Dearest Emma; –

Three days ago I had two letters from you, the one written June 7 and the one written June 9. To day three came to hand, those written on June 10, 11, 12, respectively. I must tender you my most abject apology for not having sent you a letter during the past four days. To tell you the truth I must say that I was knocked out by a sharp attack of influenza. I did think of sending you a whizz bang, but remembered in time that you had issued me instructions not to mail you any of them except when I was in the line. I was quite ill for a couple days but feel alright again now although I did not go on duty this morning. The day before yesterday was my worst time. I did my work in the morning but went to bed in the afternoon. Yesterday I did not dress at all and I stayed in bed until nearly noon to day.

Am very pleased to know that you are having it a little easier in the hospital and hope that the tonic that the MD. prescribed may be of some assistance to you. What ever else you do stop working before you play yourself out. I do not wish to have my wife an invalid for our next leave, besides which of course it would not be nice for you either.

How are you off for funds? It must be nearly time for me to be sending a cheque. Please let me have the bill of that haberdashery you bought for me and I can add the amount to the next cheque I forward.

Canadian mail came in while I was ill in bed but one letter from my brother was all I drew. I must try to write to Mrs. Clarke of Calgary soon, and also to Elo thanking her for the fruit cake which was fine. We had had it on the table about twice when the influenza hit me and the cake was entirely too good to outlast the short period of my illness.

The other officers are all off to a football match and I am in sole charge of camp. Shall try to write you at greater length to-morrow.

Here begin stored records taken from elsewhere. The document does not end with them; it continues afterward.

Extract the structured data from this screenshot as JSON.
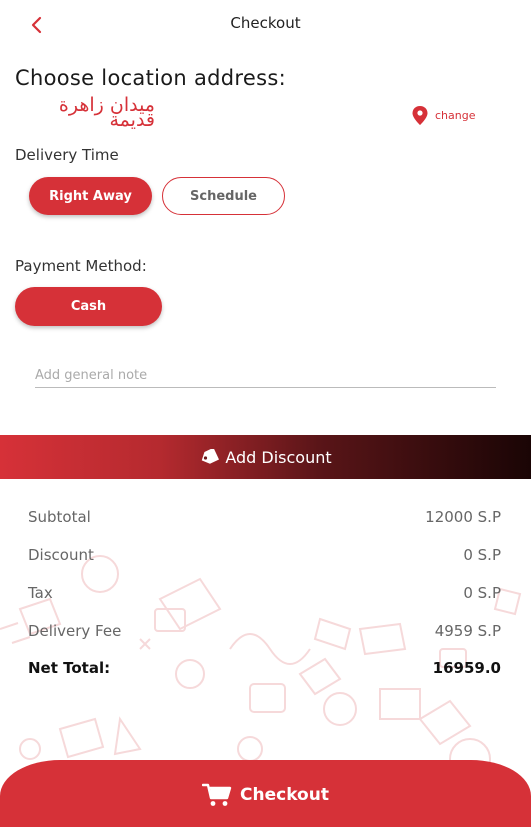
{
  "header": {
    "title": "Checkout",
    "back_icon": "chevron-left-icon"
  },
  "location": {
    "heading": "Choose location address:",
    "name": "ميدان زاهرة قديمة",
    "change_label": "change",
    "change_icon": "map-pin-icon"
  },
  "delivery": {
    "label": "Delivery Time",
    "options": [
      {
        "label": "Right Away",
        "selected": true
      },
      {
        "label": "Schedule",
        "selected": false
      }
    ]
  },
  "payment": {
    "label": "Payment Method:",
    "options": [
      {
        "label": "Cash",
        "selected": true
      }
    ]
  },
  "note": {
    "placeholder": "Add general note",
    "value": ""
  },
  "discount": {
    "label": "Add Discount",
    "icon": "tag-icon"
  },
  "summary": {
    "rows": [
      {
        "label": "Subtotal",
        "value": "12000 S.P"
      },
      {
        "label": "Discount",
        "value": "0 S.P"
      },
      {
        "label": "Tax",
        "value": "0 S.P"
      },
      {
        "label": "Delivery Fee",
        "value": "4959 S.P"
      }
    ],
    "total": {
      "label": "Net Total:",
      "value": "16959.0"
    }
  },
  "checkout_button": {
    "label": "Checkout",
    "icon": "cart-icon"
  },
  "colors": {
    "accent": "#d63138",
    "text": "#222222",
    "muted": "#666666"
  }
}
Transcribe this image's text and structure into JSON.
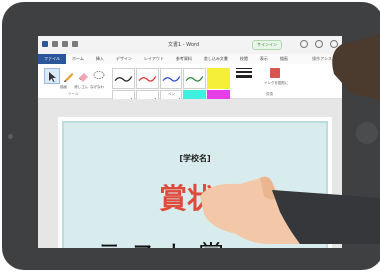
{
  "app": {
    "doc_title": "文書1 - Word",
    "signin_label": "サインイン"
  },
  "tabs": [
    {
      "label": "ファイル",
      "active": true
    },
    {
      "label": "ホーム"
    },
    {
      "label": "挿入"
    },
    {
      "label": "デザイン"
    },
    {
      "label": "レイアウト"
    },
    {
      "label": "参考資料"
    },
    {
      "label": "差し込み文書"
    },
    {
      "label": "校閲"
    },
    {
      "label": "表示"
    },
    {
      "label": "描画"
    }
  ],
  "tab_search": "操作アシスト",
  "ribbon": {
    "tool_labels": [
      "描画",
      "消しゴム",
      "なげなわ"
    ],
    "group_tools": "ツール",
    "group_pens": "ペン",
    "group_convert": "変換",
    "convert_label": "インクを図形に"
  },
  "document": {
    "school_name": "[学校名]",
    "title": "賞状",
    "line2": "テスト賞"
  },
  "colors": {
    "word_blue": "#2b579a",
    "certificate_bg": "#d9eced",
    "title_red": "#e04a3b",
    "tablet_frame": "#3e4042"
  }
}
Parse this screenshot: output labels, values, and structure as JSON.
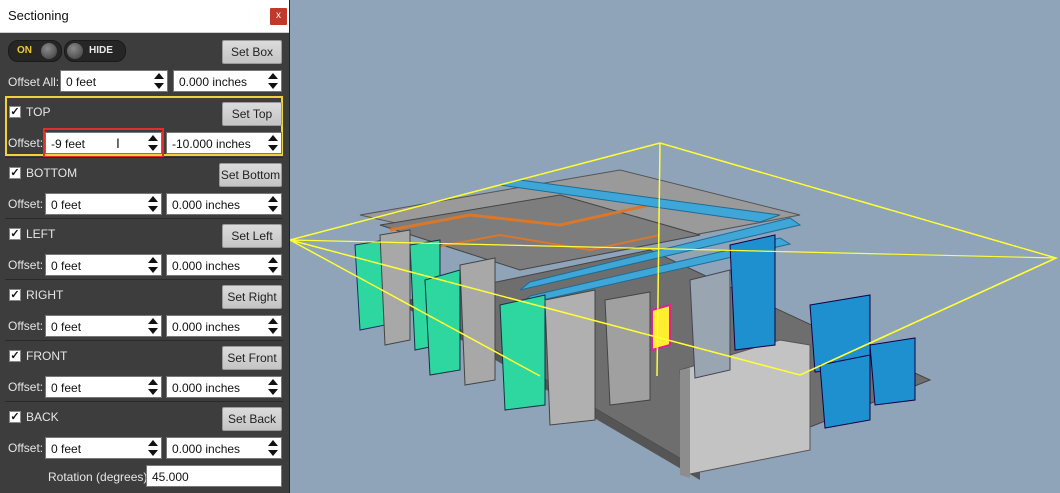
{
  "window": {
    "title": "Sectioning",
    "close_label": "x"
  },
  "toggles": {
    "on_label": "ON",
    "hide_label": "HIDE"
  },
  "set_box_label": "Set Box",
  "offset_all": {
    "label": "Offset All:",
    "feet": "0 feet",
    "inches": "0.000 inches"
  },
  "sections": [
    {
      "name": "TOP",
      "checked": true,
      "button": "Set Top",
      "offset_label": "Offset:",
      "feet": "-9 feet",
      "inches": "-10.000 inches"
    },
    {
      "name": "BOTTOM",
      "checked": true,
      "button": "Set Bottom",
      "offset_label": "Offset:",
      "feet": "0 feet",
      "inches": "0.000 inches"
    },
    {
      "name": "LEFT",
      "checked": true,
      "button": "Set Left",
      "offset_label": "Offset:",
      "feet": "0 feet",
      "inches": "0.000 inches"
    },
    {
      "name": "RIGHT",
      "checked": true,
      "button": "Set Right",
      "offset_label": "Offset:",
      "feet": "0 feet",
      "inches": "0.000 inches"
    },
    {
      "name": "FRONT",
      "checked": true,
      "button": "Set Front",
      "offset_label": "Offset:",
      "feet": "0 feet",
      "inches": "0.000 inches"
    },
    {
      "name": "BACK",
      "checked": true,
      "button": "Set Back",
      "offset_label": "Offset:",
      "feet": "0 feet",
      "inches": "0.000 inches"
    }
  ],
  "rotation": {
    "label": "Rotation (degrees):",
    "value": "45.000"
  },
  "colors": {
    "panel": "#3d3d3d",
    "highlight": "#f2d23c",
    "focus": "#e0302c",
    "section_box": "#ffff33",
    "viewport": "#8fa3b9"
  }
}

Your ever loving husband
Harold W. McGill

Published in: on March 31, 2008 at 8:00 am  Leave a Comment